Cher Public

Radio days

Born on this day in 1920 soprano Vivian Della Chiesa

Born on this day in 1835 composer Camille Saint-Saens.

Born on this day in 1899 contralto Mary Jarred.

Born on this day in 1900 soprano Marcelle Bunlet.

Born on this day in 1919 soprano Irmgard Seefried.

Happy 80th birthday soprano Joan Carden.

Happy 64th birthday mezzo-soprano Sally Burgess.

Happy 54th birthday soprano Christiane Oelze.

  • La Cieca
  • La Cieca

    “The major problem I heard with the opera is that everything is grandiloquent, sometimes to the point of bombast. Big and shiny and full of fanfare, the music is two parts John Adams to one part Jerry Goldsmith. By the halfway point, I began to wonder if the antagonists in this war were Confederates or Klingons.”

    Our Own JJ on Crossings and soprano Angel Blue:

  • chicagoing

    More than the usual opera activity in Chicago this past weekend. Received an e-mail from Lyric Opera alerting me as a ticket holder that Friday evening’s Orphee et Eurydice was being taped for PBS’s Great Performances. I wasn’t irritated, assuming it would only elevate the proceedings. I am certain LOC is proud and happy to open their season with this collaboration with the Joffrey Ballet and it is also true that any dancing in past productions has been lame at best or at times ridiculously bad (caped bat boys in Rinaldo) but I must report there is an awful lot of dancing going on in this production, probably too much for someone who has not attended an operatic evening since the season ended six months ago and was anxious to hear voices. I am therefore looking forward to Rigoletto which opened the very next night. (Promotional blurb on the small marquee on the north side of the buidling reads, “RIGOLETTO U THINK UR BOSS IS BAD” -- really?) Rosa Feola’s Gilda seems to be the big news. Rapturous reviews across the board. Excellent notices for Matthew Polenzani as well. Quinn Kelsey in the title role was dubbed by one critic as “not in the same league” but more favorably reviewed by others. Saturday was also the annual fund raiser Operathon on WFMT. They cut it short by ending to broadcast the Rigoletto opening night. Listened only just a little.

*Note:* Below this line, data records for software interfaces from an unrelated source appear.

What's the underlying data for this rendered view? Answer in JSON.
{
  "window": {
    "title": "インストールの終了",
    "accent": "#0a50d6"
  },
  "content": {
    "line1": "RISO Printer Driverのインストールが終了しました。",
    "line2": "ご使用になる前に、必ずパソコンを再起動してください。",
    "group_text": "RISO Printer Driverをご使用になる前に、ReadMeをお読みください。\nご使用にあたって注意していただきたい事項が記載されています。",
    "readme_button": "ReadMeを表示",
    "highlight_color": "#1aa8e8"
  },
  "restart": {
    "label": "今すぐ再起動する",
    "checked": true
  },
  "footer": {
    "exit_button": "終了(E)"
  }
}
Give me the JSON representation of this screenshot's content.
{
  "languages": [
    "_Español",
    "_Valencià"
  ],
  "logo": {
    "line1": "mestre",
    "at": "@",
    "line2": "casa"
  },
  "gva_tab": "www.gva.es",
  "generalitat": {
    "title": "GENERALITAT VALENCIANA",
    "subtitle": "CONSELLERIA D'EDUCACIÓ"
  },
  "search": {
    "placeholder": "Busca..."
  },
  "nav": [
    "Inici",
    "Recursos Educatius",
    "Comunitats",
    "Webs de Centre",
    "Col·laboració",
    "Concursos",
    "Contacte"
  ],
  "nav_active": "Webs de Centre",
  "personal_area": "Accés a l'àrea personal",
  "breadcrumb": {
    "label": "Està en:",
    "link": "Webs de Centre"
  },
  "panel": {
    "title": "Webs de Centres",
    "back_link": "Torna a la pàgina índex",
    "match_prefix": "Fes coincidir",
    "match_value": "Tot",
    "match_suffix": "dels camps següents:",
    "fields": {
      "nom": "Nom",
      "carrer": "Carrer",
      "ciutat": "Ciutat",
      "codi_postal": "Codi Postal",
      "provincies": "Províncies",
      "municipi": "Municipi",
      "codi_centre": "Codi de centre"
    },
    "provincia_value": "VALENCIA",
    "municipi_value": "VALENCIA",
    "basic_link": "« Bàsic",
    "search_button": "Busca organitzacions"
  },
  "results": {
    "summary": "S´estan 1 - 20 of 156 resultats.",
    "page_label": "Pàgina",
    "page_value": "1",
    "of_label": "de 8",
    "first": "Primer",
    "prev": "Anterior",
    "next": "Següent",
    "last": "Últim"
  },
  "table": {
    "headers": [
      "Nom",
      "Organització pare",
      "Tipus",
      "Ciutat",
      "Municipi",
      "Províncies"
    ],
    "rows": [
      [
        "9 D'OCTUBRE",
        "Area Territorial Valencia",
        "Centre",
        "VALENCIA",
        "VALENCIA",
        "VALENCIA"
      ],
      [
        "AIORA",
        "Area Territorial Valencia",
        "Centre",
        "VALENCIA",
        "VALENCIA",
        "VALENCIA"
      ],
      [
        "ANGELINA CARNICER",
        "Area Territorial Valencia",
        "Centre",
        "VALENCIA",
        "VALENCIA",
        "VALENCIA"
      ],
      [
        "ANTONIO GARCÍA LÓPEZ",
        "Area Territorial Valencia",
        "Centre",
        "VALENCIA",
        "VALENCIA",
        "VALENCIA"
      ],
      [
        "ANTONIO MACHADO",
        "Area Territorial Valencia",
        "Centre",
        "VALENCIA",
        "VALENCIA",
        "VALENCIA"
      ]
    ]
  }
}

Noted that the promotional booklet which in years past had pages and pages of merchandise (CDs signed by artists in upcoming productions, posters from past performances etc, ) had been pared down to just over a dozen opera shop type items.

  • Dan Patterson

    La Cieca, thanks so much for posting the Bunlet recording, unknown to me and a real find. I knew Balguerie’s version of this aria, but I think I like Bunlet’s better. Much appreciated!

  • Armerjacquino

    Fell down a wiki hole and found this utterly lovely thing:


    Bless her!!!!!!!!!!!!!!!!!!!!!!!!!!!!!!!!!!!!!

  • Handelmaniac’s review of the Regina documentary

    Regina Resnik: New York Original
    As much as I knew Regina Resnik for over 50 years, there was so much treasured material on the CUNY video,produced by her loving son, Michael Davis, that the tears flowed by the conclusion of the film.
    The film was narrated by Denyce Graves, with many guest comments by Martina Arroyo,Theresa Stratas, Richard Bonynge,Zubin Mehta, Harold Prince, Joel Grey, and Craig Rutenberg. There was so much candid footage of her life, rehearsals, her own narrations at various venues, and some video material knew to even ME, like the Carmen Card Scene and some audio clips I did not have, despite the fact that I once raided her collection of material from 1942.
    I also loved seeing the producer of this film, little baby Michael, whom I first met at Regina’s, and who sang a portion of Marina’s music at age 6.
    I always speak of Regina as the ONLY opera artist who was a great success on stages all over the world in both soprano and mezzo roles (Her teacher, Giuseppe Danise, husband of Bidu Sayao, always said she was destined to become a mezzo, owing to the richness of her voice, although in the soprano fach she was still amazing.) and as coach,producer,director,filmmaker, and star on the broadway stage in Cabaret and A Little Night Music.
    Just listen to that voice as it grew from age 20 through the years, and the maturity exemplified in the 1953 Bayreuth Sieglinde through the magnificent 1961 Fricka. You also see the hilarious Quickly and the scary Klytaemnestra. One night she explained to us how she built that laughter, and in the house, it was devastating.
    Basta, could go on ad infinitum ed ad nauseum. Just go to Youtube and you will hear some of the greatest singing, from the early “Ernani Involami” and another 35 years of greatness.
    Thanks, Michael, for this treat and I am glad her memory is preserved for many others to appreciate. Sincerely, Charlie